In the coastal area of the U.S. state of Louisiana, tens of thousands of people fleeing the imminent storm Ida. Footage from local media shows that Saturday on the roads to the inland were long traffic jams. The hurricane is expected to land Sunday evening (local time) as an “extremely dangerous” 4th category storm with “life-threatening floods,” said the US National Hurricane Center.
Governor John Bel Edwards warned Saturday that the hurricane may be the toughest hit the state since 1850. Meteorologists “are very sure about the current trajectory and intensity predicted for Hurricane Ida. And you don‘t hear them talk with such certainty often,” Edwards said to reporters.
The National Weather Service calls on people in areas where an evacuation warrant has been issued to actually leave. That advice also applies to people who do not have to leave their homes but live in the region. “Devastating circumstances will take place,” said the service on Twitter.
“I left Fourchon last night at 20:00 and it’s a ghost town,” says Andre LeBlanc, a captain of a sports fishing boat. From the coastal town he has now left for his home in Lafayette, more inland Louisiana. “We were one of the last to leave there.”
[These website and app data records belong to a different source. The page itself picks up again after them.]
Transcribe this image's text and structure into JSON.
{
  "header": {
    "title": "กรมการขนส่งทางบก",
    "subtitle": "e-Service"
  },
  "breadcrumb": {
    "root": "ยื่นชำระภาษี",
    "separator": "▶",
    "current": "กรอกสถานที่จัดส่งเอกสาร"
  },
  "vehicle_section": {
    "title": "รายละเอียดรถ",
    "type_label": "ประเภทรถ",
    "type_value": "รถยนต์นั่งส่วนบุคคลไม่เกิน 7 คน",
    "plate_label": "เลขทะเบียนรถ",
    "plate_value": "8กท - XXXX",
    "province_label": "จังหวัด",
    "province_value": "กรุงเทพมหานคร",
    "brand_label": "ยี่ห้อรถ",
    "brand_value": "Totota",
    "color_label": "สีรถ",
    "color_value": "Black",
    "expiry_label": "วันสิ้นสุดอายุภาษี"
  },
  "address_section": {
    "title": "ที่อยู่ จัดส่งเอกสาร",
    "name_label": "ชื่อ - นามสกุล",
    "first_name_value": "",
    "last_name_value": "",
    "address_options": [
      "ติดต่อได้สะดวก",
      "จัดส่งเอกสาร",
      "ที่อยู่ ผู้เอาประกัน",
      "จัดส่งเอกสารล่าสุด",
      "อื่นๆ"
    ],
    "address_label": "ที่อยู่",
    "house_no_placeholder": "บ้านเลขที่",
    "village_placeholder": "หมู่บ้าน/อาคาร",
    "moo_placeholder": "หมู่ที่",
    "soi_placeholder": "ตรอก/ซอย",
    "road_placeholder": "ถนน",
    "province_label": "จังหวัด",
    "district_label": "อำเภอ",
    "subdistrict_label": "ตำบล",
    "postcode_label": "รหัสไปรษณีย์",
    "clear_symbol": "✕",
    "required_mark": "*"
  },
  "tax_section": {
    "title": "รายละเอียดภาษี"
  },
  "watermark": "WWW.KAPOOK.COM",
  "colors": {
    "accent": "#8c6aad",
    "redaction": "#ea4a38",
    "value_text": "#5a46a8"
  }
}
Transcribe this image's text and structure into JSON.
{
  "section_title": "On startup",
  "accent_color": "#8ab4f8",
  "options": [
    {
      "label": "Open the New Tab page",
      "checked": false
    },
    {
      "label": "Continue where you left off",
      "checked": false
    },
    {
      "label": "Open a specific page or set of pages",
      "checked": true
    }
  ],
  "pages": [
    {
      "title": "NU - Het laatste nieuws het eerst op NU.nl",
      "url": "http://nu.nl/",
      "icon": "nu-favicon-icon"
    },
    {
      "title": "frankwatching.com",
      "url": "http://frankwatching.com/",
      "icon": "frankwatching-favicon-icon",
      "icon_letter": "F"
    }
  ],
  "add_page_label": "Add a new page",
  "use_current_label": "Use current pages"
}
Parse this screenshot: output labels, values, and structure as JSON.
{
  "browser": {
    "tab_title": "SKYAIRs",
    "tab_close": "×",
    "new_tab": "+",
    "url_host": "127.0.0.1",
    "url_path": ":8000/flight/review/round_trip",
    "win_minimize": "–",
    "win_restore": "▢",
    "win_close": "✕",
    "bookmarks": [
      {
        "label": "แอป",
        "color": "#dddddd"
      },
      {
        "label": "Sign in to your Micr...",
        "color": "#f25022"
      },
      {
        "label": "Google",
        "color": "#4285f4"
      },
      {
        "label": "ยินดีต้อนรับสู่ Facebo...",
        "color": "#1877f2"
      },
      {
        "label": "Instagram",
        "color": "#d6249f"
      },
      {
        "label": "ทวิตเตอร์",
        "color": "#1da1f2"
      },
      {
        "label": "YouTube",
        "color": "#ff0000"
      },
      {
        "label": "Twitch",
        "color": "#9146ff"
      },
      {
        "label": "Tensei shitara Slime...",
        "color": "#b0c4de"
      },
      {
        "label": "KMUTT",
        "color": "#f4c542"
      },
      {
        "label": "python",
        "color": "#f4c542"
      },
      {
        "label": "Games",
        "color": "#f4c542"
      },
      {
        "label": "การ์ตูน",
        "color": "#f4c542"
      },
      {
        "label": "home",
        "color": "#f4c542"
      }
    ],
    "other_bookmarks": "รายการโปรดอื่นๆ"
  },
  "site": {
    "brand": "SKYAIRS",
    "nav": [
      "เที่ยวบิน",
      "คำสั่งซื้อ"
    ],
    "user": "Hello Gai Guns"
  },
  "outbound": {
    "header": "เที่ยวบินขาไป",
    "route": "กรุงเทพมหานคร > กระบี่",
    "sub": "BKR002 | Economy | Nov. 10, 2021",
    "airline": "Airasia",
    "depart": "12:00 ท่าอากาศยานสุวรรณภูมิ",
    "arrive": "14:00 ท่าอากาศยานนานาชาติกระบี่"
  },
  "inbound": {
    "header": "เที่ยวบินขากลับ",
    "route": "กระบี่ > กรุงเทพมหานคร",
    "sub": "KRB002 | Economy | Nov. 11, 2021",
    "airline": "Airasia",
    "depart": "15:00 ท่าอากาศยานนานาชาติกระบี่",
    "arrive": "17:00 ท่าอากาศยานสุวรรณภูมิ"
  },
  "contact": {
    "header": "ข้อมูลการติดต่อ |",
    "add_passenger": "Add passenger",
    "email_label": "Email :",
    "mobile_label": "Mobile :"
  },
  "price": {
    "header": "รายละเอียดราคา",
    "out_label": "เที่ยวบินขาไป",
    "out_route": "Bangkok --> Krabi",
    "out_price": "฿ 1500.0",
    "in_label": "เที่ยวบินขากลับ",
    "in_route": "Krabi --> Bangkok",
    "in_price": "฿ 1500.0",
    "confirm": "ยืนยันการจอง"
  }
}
President Joe Biden has already committed to rescue the states as soon as possible when the storm is over.